[Opening Data shown section]

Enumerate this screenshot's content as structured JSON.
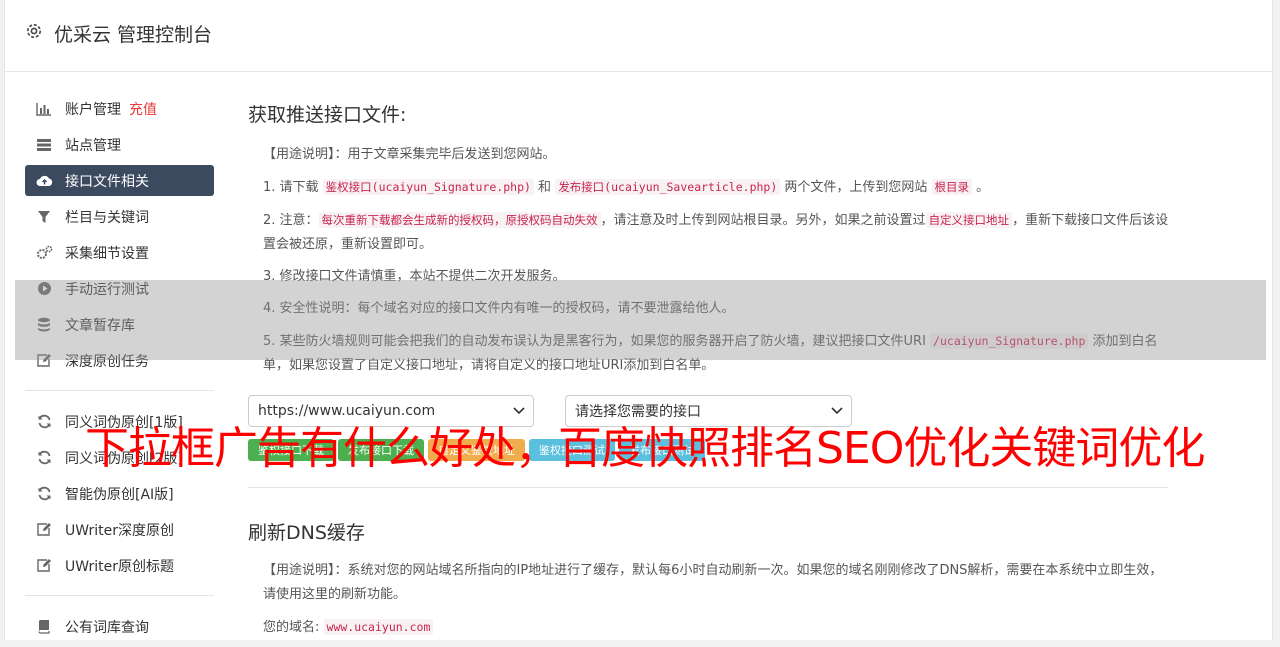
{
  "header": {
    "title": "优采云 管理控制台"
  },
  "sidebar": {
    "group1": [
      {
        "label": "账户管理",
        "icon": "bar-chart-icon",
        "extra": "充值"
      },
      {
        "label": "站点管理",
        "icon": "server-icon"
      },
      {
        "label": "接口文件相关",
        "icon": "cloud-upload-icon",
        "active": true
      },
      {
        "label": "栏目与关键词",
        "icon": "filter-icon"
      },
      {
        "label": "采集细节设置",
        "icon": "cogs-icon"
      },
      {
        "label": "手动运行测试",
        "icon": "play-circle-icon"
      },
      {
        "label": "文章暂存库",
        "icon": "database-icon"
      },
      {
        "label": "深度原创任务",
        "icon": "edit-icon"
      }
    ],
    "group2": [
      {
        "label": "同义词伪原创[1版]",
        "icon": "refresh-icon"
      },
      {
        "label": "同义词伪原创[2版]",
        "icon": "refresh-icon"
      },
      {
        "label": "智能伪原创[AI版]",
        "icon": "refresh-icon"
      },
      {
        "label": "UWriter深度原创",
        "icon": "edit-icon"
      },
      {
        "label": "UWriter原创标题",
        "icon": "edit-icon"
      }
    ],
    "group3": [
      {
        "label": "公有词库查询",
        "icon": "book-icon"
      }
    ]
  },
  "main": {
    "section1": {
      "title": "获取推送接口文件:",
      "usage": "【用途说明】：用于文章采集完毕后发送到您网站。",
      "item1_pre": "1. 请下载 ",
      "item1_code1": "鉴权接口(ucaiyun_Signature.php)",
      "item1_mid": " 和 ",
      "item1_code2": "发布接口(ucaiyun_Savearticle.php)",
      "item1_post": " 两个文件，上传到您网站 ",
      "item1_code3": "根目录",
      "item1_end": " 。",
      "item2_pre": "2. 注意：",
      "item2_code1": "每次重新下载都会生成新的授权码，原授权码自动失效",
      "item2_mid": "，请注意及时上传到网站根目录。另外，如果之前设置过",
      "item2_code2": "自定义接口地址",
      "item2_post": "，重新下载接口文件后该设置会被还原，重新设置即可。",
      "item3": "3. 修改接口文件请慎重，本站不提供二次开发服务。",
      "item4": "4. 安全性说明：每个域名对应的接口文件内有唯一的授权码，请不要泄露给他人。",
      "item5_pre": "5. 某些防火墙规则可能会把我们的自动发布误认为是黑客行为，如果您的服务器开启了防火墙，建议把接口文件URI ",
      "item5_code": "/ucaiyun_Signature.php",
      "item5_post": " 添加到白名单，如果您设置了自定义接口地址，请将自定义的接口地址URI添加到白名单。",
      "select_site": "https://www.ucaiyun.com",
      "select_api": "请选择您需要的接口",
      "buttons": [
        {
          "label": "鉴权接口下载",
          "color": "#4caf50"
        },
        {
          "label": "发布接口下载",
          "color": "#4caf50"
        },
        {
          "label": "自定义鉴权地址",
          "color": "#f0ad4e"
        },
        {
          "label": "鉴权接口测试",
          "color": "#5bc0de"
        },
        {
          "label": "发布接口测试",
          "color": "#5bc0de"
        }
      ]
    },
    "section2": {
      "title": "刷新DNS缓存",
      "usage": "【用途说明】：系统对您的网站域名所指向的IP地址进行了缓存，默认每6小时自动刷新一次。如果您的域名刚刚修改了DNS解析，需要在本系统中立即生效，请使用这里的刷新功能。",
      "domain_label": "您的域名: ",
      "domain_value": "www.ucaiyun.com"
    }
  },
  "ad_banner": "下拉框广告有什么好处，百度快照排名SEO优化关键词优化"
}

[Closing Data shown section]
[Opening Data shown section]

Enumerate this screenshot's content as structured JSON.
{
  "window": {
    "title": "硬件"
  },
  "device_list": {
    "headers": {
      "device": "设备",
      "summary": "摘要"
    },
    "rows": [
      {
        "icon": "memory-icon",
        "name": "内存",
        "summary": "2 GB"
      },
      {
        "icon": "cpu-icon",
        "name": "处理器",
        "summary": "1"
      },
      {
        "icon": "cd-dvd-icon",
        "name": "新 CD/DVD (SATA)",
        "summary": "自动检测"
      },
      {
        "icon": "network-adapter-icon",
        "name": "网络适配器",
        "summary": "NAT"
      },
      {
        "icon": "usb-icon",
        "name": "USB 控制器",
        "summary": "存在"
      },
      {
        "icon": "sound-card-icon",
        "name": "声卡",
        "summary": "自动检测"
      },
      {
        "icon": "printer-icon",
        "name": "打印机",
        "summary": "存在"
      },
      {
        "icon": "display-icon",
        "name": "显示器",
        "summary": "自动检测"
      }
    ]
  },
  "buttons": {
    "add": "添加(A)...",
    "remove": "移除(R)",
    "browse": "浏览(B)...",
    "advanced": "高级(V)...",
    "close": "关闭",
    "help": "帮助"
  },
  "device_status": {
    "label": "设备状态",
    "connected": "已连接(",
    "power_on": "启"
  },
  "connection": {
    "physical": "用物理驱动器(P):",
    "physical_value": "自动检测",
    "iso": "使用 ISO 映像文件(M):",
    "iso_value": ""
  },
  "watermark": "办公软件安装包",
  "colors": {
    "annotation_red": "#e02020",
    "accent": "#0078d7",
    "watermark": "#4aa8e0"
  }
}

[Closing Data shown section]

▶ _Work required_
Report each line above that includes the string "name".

▶ _Exercise solution_
        "name": "内存",
        "name": "处理器",
        "name": "新 CD/DVD (SATA)",
        "name": "网络适配器",
        "name": "USB 控制器",
        "name": "声卡",
        "name": "打印机",
        "name": "显示器",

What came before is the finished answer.